>> No new leads are coming in. Leads dry up at the end of the year, for natural reasons. No one is looking to buy anything new between Christmas and New Year’s.
So apologies in advance to those that disagree with me here. I know some will. But let me tell you what I’ve learned. Mediocre sales teams don’t close much at the very end of the year. Because there’s no intrinsic reason for the customers to buy then. Call me on January 6.
But the great sales team close an amazing amount at the end of the year. And the reason is simple, because it can really only be one thing. It’s not the slick pitch. It’s not the hard sell. And it’s not even the amazing product. And it’s certainly not really, not truly, some Soon-To-Expire-Last-Chance-Amazing Year-End Discount.
No. It’s only one thing that would get me to buy on December 31, or you, or most customers.
It’s the relationship. It’s giving back. It’s when a sales rep has done such a great job helping the prospect through the discovery period, the trial period, the learning, the exploration … when the rep has truly added substantial value to the prospective customer’s discovery and decision process … that the rep has earned the right to ask for something back.
That something back, The Ask, is to exceed their year-end goal.
As the year ends, see who pulls in those amazing extra deals on December 30 and 31.
@jasonlk love this post. Sales/marketing team last to leave the office. Closed 16% of our bookings today. Beat the Q4 number. https://t.co/uZlsnMlH5L
— Misha (@tastybits) January 1, 2020
Those are your potential future leaders, either as individual contributors, or managers. The ones that truly not only understand the product and the pitch — and not even just how to deliver incredible value during the sales process — but the magic of how to connect that value to a signed contract.
And that drives down sales cycles, increases close rates, and drives up your revenue per lead. Magic.
We're getting to the point in the year where prospects and deals will start to push to January
This just makes sense
It's too late to deploy this year
It's time to buy presents
It's time to focus on internal projects

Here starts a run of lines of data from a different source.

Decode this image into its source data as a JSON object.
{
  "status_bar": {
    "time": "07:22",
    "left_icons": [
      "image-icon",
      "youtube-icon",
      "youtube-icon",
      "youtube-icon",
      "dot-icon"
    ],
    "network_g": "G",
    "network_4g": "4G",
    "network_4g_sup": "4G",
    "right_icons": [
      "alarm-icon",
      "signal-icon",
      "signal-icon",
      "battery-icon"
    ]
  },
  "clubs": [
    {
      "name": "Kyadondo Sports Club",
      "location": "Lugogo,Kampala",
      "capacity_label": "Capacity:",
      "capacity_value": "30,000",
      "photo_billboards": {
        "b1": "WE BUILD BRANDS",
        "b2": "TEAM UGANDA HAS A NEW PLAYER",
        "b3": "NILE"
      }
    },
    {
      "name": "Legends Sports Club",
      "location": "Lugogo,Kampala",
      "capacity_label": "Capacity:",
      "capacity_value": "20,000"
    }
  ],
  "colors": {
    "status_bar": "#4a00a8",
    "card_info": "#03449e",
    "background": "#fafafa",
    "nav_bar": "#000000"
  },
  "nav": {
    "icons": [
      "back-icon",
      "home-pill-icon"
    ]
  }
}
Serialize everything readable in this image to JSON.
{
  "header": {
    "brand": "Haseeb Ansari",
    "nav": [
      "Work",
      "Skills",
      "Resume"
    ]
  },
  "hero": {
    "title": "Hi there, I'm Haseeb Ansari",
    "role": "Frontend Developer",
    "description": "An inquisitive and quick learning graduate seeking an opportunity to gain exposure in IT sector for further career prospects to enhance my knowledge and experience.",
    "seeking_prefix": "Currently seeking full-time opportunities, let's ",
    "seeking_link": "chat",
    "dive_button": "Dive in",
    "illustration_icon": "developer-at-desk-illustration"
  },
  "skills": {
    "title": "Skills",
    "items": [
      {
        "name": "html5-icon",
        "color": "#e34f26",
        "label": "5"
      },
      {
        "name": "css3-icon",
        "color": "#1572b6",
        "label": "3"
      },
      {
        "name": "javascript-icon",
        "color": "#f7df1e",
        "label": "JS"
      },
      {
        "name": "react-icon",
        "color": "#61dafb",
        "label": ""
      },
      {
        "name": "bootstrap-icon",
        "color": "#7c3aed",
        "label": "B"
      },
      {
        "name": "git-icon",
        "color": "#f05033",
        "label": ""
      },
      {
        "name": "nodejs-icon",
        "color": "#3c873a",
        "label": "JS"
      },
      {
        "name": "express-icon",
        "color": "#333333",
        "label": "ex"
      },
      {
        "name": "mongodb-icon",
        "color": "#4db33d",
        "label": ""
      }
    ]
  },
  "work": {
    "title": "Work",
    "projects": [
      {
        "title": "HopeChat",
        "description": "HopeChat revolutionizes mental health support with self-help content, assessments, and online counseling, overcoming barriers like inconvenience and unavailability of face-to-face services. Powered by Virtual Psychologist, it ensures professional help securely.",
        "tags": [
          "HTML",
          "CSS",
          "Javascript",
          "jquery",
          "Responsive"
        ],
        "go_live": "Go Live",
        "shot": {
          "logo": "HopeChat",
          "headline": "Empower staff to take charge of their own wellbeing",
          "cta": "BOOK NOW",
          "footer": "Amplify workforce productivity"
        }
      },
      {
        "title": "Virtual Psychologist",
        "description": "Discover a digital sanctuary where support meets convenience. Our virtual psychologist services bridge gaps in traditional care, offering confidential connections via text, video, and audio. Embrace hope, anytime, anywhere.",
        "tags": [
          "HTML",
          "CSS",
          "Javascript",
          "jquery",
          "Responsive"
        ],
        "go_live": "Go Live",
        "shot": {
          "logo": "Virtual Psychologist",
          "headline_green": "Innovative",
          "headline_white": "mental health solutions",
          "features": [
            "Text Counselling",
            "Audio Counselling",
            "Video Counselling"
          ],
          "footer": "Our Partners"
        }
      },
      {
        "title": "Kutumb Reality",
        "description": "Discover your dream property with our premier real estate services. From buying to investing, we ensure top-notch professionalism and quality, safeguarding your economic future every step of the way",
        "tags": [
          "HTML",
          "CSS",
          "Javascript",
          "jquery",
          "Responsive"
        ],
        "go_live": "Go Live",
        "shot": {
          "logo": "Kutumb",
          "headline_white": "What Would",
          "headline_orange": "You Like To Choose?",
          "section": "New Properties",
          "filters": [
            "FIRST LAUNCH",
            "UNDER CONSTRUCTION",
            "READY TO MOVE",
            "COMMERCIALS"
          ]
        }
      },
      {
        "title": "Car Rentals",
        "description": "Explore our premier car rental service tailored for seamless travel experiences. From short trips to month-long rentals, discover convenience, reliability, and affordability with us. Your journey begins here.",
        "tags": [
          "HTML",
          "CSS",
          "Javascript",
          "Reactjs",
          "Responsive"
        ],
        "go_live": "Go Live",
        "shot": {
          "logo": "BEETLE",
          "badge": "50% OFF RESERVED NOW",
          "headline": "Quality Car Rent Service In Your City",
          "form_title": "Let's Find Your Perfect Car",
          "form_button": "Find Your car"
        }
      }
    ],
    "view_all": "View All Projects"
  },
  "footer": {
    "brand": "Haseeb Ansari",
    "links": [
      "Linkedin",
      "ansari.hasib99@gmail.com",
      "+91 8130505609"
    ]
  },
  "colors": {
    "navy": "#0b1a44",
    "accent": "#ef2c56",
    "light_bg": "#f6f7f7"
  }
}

And yet … the best sales teams still crush it in December
— Jason ✨BeKind✨ Lemkin ⚫️ (@jasonlk) December 8, 2019
(Note this is an update / refresh of our classic 2014 post)